@maureenjohnson tweeted, “#ToTheGirls There are no rules about how to be a girl, so whatever way you want to do it? YES. THAT'S THE RIGHT WAY.”
@sarazarr added, “#ToTheGirls: You don't have to grow up to be a mom or a wife if you don't want to. It's ok to not have kids, not want to babysit, etc.”
So often in Adventism we pigeonhole women. We should be wives, mothers, caretakers. If we are not these things, we are told we’re “less than” or we are not fulfilling our duty as Christian women. We are told we should be submissive. When we are leaders we are chastised and reminded of our place.
The Adventist church has left women wanting and needing more. We experience sexism in our churches and we are silenced. We experience domestic violence in our homes, and we are told it’s our fault. We are reminded each and every day that Adventism does not believe we are equal to, or as worthy as, men.
What would it look like if the Adventist church sought to affirm women each day instead of reminding us of antiquated notions of womanhood? What can the church learn from these hashtags that have done more for women in the past year, than the church has done in 150 years?
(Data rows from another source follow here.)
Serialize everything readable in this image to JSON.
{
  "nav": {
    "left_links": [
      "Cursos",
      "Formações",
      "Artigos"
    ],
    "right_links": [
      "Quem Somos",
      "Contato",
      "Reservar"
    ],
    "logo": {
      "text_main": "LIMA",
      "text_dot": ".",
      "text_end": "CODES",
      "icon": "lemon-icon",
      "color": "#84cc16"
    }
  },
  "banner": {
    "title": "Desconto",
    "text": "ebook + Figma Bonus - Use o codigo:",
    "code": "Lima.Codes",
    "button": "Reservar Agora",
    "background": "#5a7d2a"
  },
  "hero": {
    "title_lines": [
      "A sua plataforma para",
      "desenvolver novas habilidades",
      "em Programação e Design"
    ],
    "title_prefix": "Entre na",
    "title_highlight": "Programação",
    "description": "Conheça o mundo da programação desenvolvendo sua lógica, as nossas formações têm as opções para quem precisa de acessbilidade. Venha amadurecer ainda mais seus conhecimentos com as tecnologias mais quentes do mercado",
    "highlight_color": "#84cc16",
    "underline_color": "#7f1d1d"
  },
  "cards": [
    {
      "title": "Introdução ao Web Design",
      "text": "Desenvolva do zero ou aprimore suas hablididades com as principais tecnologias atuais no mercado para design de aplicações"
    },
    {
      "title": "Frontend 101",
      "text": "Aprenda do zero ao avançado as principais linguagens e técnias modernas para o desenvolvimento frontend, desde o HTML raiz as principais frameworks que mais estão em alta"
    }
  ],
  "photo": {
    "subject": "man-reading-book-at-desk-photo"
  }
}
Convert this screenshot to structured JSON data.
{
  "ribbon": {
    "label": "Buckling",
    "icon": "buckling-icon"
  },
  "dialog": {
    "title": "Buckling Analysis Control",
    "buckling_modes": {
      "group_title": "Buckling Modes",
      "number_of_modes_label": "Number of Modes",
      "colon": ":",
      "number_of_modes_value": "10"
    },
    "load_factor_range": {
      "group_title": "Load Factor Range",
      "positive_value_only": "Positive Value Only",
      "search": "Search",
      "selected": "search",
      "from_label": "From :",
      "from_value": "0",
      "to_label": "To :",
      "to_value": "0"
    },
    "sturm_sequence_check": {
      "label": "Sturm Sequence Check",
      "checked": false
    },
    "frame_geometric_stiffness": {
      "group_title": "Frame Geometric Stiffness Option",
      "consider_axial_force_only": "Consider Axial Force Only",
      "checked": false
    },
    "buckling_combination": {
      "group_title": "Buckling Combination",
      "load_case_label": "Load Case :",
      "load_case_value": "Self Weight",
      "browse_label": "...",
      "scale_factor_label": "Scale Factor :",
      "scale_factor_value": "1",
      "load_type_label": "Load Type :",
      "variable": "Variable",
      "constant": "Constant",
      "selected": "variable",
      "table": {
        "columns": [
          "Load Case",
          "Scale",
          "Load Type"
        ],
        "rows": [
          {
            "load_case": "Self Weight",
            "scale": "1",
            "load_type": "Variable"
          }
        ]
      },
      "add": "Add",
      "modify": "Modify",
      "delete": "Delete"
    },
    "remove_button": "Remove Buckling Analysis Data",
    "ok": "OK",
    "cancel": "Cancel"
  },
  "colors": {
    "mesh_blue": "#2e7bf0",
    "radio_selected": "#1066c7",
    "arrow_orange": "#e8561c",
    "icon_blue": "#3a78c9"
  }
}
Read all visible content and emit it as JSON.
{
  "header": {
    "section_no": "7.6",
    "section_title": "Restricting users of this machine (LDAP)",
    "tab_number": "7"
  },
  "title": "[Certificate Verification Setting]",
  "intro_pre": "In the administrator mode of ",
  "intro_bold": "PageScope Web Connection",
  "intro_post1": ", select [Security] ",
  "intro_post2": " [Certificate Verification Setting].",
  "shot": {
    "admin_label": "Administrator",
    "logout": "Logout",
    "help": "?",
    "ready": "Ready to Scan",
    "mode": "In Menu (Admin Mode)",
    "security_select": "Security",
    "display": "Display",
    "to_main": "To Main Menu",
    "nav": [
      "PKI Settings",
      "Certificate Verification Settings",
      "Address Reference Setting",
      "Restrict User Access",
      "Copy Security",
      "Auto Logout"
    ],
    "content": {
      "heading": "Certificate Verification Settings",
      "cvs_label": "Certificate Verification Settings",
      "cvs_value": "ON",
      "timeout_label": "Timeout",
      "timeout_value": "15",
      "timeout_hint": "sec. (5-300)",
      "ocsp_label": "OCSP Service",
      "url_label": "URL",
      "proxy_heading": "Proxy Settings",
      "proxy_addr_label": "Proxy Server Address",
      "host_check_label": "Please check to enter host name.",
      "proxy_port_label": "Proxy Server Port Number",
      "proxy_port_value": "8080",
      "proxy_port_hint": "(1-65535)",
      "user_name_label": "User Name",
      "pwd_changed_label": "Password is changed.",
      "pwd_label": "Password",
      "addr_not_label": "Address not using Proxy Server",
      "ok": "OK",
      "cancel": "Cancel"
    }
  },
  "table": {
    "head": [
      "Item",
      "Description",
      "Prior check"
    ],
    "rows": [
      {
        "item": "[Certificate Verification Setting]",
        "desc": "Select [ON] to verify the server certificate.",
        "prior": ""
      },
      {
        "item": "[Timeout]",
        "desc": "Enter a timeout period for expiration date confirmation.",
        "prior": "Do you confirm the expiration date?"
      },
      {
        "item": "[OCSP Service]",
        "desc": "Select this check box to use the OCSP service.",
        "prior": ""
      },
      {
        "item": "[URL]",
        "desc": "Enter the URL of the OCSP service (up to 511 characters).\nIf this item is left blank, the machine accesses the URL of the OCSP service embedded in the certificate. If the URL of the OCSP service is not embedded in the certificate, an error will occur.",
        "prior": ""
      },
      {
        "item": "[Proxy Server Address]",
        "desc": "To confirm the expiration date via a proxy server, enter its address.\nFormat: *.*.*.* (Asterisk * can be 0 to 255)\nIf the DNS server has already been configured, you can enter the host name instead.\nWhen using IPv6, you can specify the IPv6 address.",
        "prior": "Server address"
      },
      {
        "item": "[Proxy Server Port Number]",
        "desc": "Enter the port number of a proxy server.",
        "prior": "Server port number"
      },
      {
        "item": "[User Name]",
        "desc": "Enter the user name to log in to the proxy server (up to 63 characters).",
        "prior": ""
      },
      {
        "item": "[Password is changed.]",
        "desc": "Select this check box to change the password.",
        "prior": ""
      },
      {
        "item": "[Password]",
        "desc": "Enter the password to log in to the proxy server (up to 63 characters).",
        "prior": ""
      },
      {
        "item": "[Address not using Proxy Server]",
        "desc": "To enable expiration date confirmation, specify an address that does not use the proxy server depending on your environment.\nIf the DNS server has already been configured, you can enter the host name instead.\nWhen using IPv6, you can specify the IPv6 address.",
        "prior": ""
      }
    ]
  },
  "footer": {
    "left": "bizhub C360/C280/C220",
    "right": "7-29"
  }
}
#YesAllWomen and #ToTheGirls remind us to recognize the sexist views we hold about Adventist women, specifically of the female pastors in our pulpits and the single women in our pews. Let’s actively work to affirm all women, and remember that their value and worth is not based on their relationship status, their career goals, or whether or not they have children.
#WhyIStayed demands that we recognize that domestic abuse is happening to members of our church family. We need to be able to admit that sometimes divorce really is the best option, and that a woman’s health and safety should be our first priority. Our pastoral staff needs to be trained in how to deal with this issue in helpful and constructive ways.
All over the world, women have found a voice through social media that they have not been granted by our church. It’s time that changed. Let’s create a church that hears, that listens, and that affirms women. Twitter shouldn’t be the change we see in the world. That’s our role as the Adventist Church, and we’ve fallen down on the job.
This is a companion discussion topic for the original entry at http://spectrummagazine.org/node/6799